French public transport operators SNCF and RATP have warned motorists to expect heavy traffic on Tuesday and widespread disruption to metro and train lines ahead of renewed industrial action against the government’s proposed pension reforms.

This latest round of strikes, which began on Friday, follows President Emmanuel Macron’s plan to raise the retirement age from 62 to 64 and scrap pension contracts, allowing civil servants to retire in their fifties.

Train drivers, industrial, gas and electricity workers, as well as teachers, are all expected to walk out on Tuesday while union representatives have said these strikes will continue for a long time.

Only one train out of five will run as scheduled on the Inoui, Ouigo and TER TGV networks, and only two trains out of three will be operating on the international Thalys and Eurostar lines.

The Force Ouvrière-UNCP union renewed calls for mobilization from Sunday night with blockades placed in industrial zones around major cities.

There were also reports of traffic jams on Monday morning near the northern city of Lille

In Paris, officials said metro service will be restricted on most lines, mainly during rush hour, except for lines 1, 14 and 4 on Tuesday.

Up to 1.4 million people are expected to take part in protests, with 60-90,000 demonstrators in Paris alone, police said.

In the air, the Directorate General of Civil Aviation (DGAC) has asked companies to reduce their flight times on Tuesday and Wednesday, by 20% in Paris-Charles-de-Gaulle and by 30% in Paris-Orly, Beauvais, Bordeaux, Lille, Lyon, Nantes , Marseille, Montpellier, Nice and Toulouse.

Production cuts that began on Friday were still in place at many power plants on Monday morning, according to the CGT union.

The CGT has also called for new strike action in refineries, the oil and chemical industry, as well as the car and steel sectors, with the aim of “blocking the entire economy”, in terms of production, distribution and fuel imports.

While the CGT general secretary said the strikers were ready to “bring the French economy to its knees” to achieve their goals, the government has sought to discourage strike action.

Public Act and Accounts Minister Gabriel Attal warned that these disruptions will instead bring workers to their knees, rather than the economy, and called on unions to act “responsibly”.

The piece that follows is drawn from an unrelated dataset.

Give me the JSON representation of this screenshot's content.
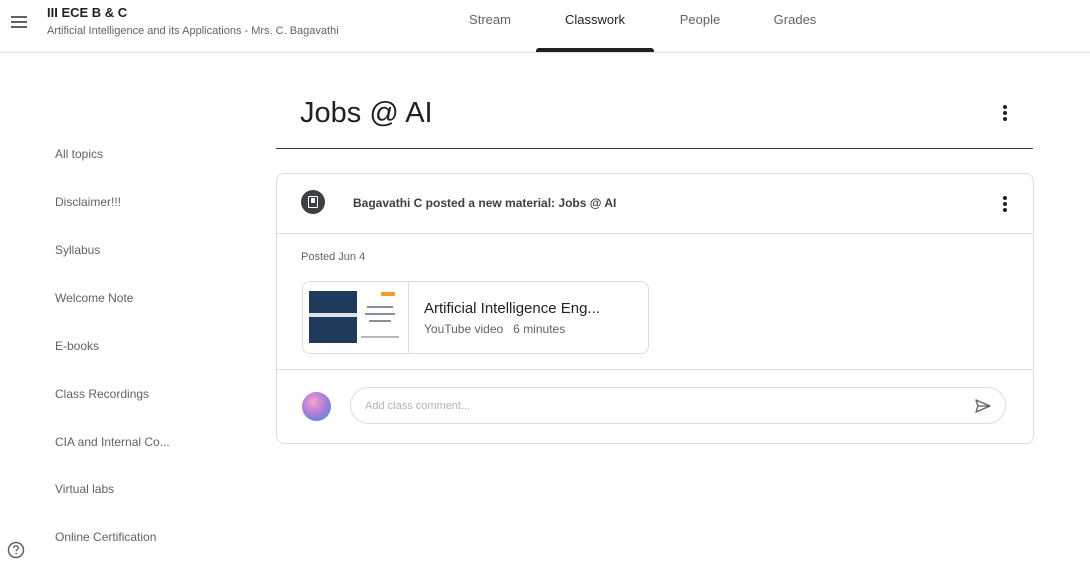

Asked about the strikes on Saturday as he wrapped up a tour of African countries, President Macron said he had “nothing new to say” on the subject.